“Governments around the world are responding to the crisis by doubling down on clean energy – in the US, EU, Japan, China, India & elsewhere[.] Their new policies are set to help global clean energy investment rise above $2 trillion a year by 2030, an increase of over 50% from today,” said IEA’s executive director, Fatih Birol, on Twitter Thursday.
The report notes the U.S. Inflation Reduction Act among other global programs and policies that may “accelerate structural changes” and alleviate the demand for fossil fuels.
Birol noted, however, that the current policies won’t stave off a climate crisis.
The report also found that global average temperatures are expected to rise 2.5 degrees Celsius by the end of the decade under the current trajectory, a full degree more than the target limit of 1.5 degrees Celsius set in the Paris climate agreement.

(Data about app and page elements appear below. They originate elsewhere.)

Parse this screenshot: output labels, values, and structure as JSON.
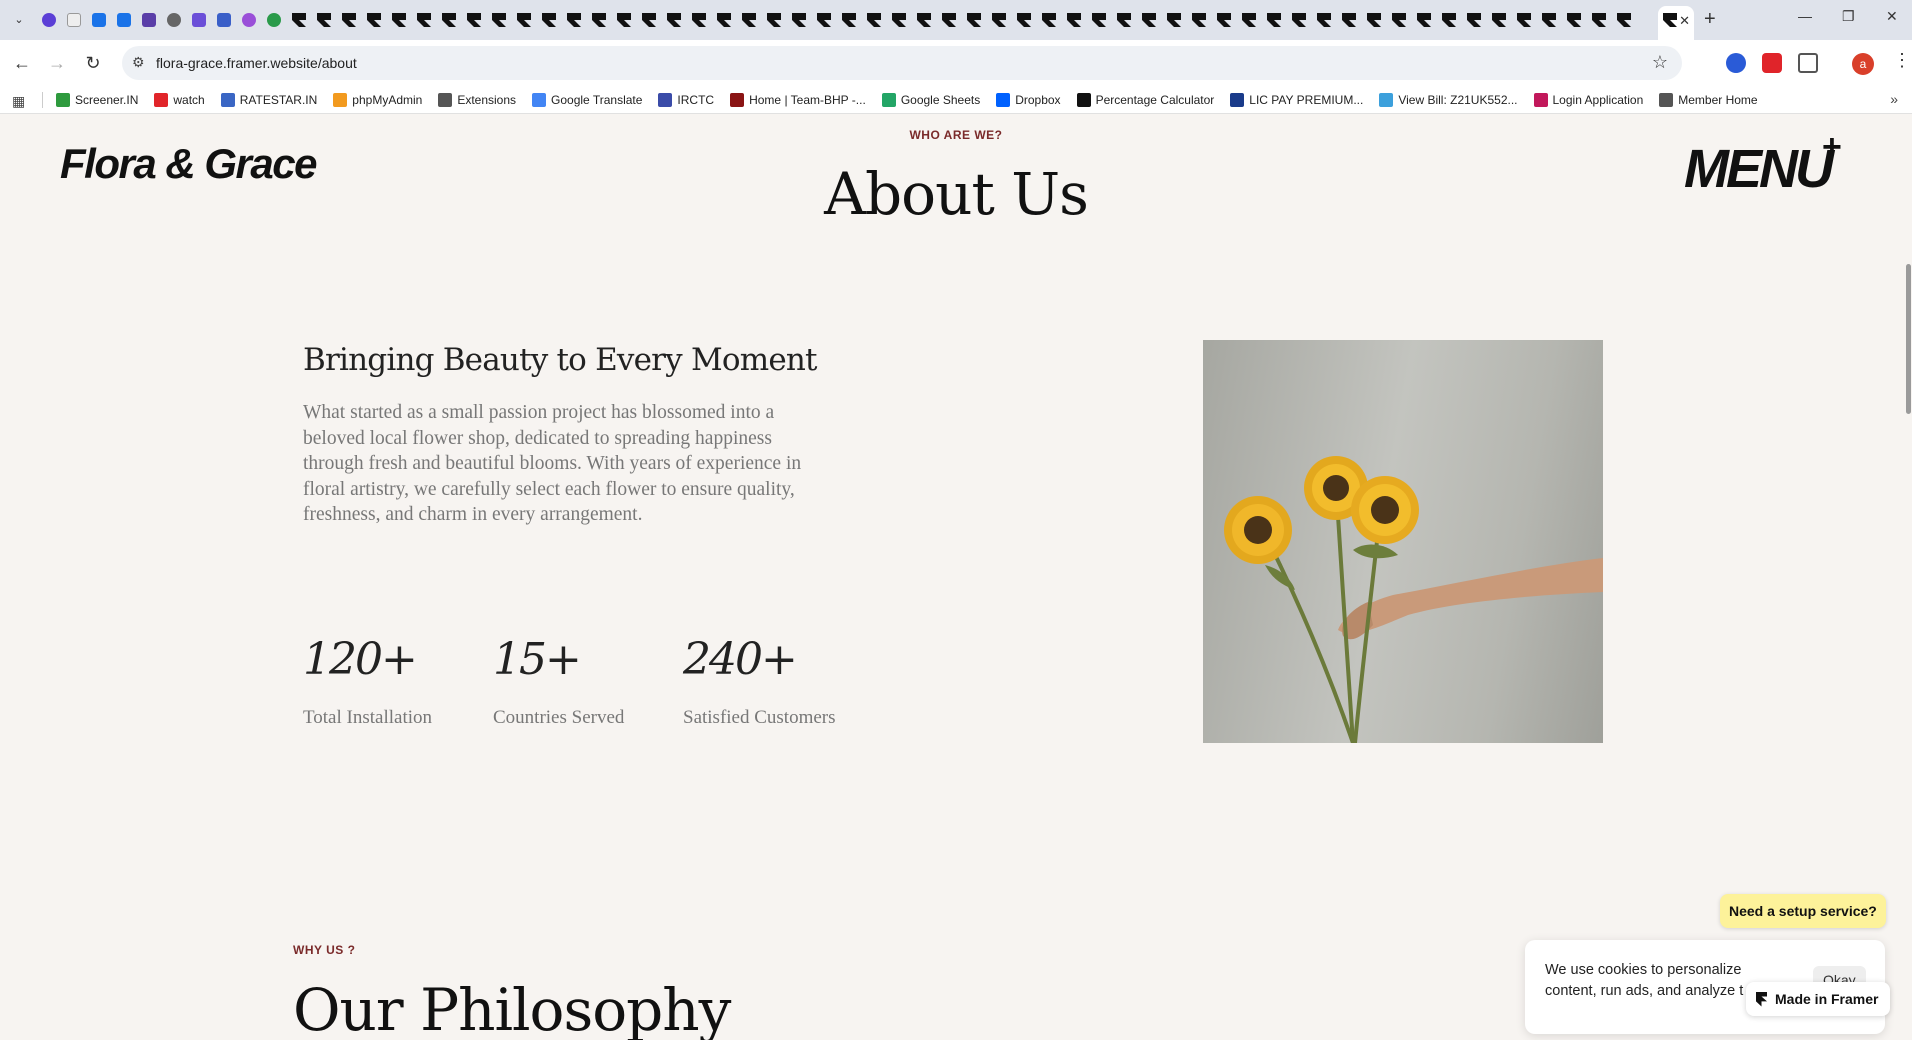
{
  "browser": {
    "url": "flora-grace.framer.website/about",
    "avatar_letter": "a",
    "bookmarks": [
      {
        "label": "Screener.IN",
        "color": "#2e9a3e"
      },
      {
        "label": "watch",
        "color": "#e1252a"
      },
      {
        "label": "RATESTAR.IN",
        "color": "#3a66c4"
      },
      {
        "label": "phpMyAdmin",
        "color": "#f29a1f"
      },
      {
        "label": "Extensions",
        "color": "#555555"
      },
      {
        "label": "Google Translate",
        "color": "#4285f4"
      },
      {
        "label": "IRCTC",
        "color": "#3a4ba8"
      },
      {
        "label": "Home | Team-BHP -...",
        "color": "#8a1414"
      },
      {
        "label": "Google Sheets",
        "color": "#23a566"
      },
      {
        "label": "Dropbox",
        "color": "#0061fe"
      },
      {
        "label": "Percentage Calculator",
        "color": "#111111"
      },
      {
        "label": "LIC PAY PREMIUM...",
        "color": "#1a3b8a"
      },
      {
        "label": "View Bill: Z21UK552...",
        "color": "#3ca0dc"
      },
      {
        "label": "Login Application",
        "color": "#c2185b"
      },
      {
        "label": "Member Home",
        "color": "#555555"
      }
    ]
  },
  "site": {
    "logo": "Flora & Grace",
    "menu_label": "MENU",
    "menu_plus": "+",
    "about": {
      "eyebrow": "WHO ARE WE?",
      "title": "About Us",
      "subtitle": "Bringing Beauty to Every Moment",
      "body": "What started as a small passion project has blossomed into a beloved local flower shop, dedicated to spreading happiness through fresh and beautiful blooms. With years of experience in floral artistry, we carefully select each flower to ensure quality, freshness, and charm in every arrangement."
    },
    "stats": [
      {
        "value": "120+",
        "label": "Total Installation"
      },
      {
        "value": "15+",
        "label": "Countries Served"
      },
      {
        "value": "240+",
        "label": "Satisfied Customers"
      }
    ],
    "philosophy": {
      "eyebrow": "WHY US ?",
      "title": "Our Philosophy"
    }
  },
  "overlays": {
    "setup_button": "Need a setup service?",
    "cookie_text": "We use cookies to personalize content, run ads, and analyze t",
    "cookie_ok": "Okay",
    "framer_badge": "Made in Framer"
  },
  "colors": {
    "page_bg": "#f7f4f1",
    "accent_eyebrow": "#7a2a2a",
    "setup_yellow": "#fdf29a"
  }
}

“This isn’t enough to avoid severe climate impacts, but it’s progress from where we were a few years ago. Stronger policies can steepen the decline,” Birol said.
More robust investments in clean energy from global governments will also help shore up the international community against additional economic crises like the one now underway, according to the report.
“The environmental case for clean energy needed no reinforcement, but the economic arguments in favor of cost-competitive and affordable clean technologies are now stronger – and so too is the energy security case,” Birol said.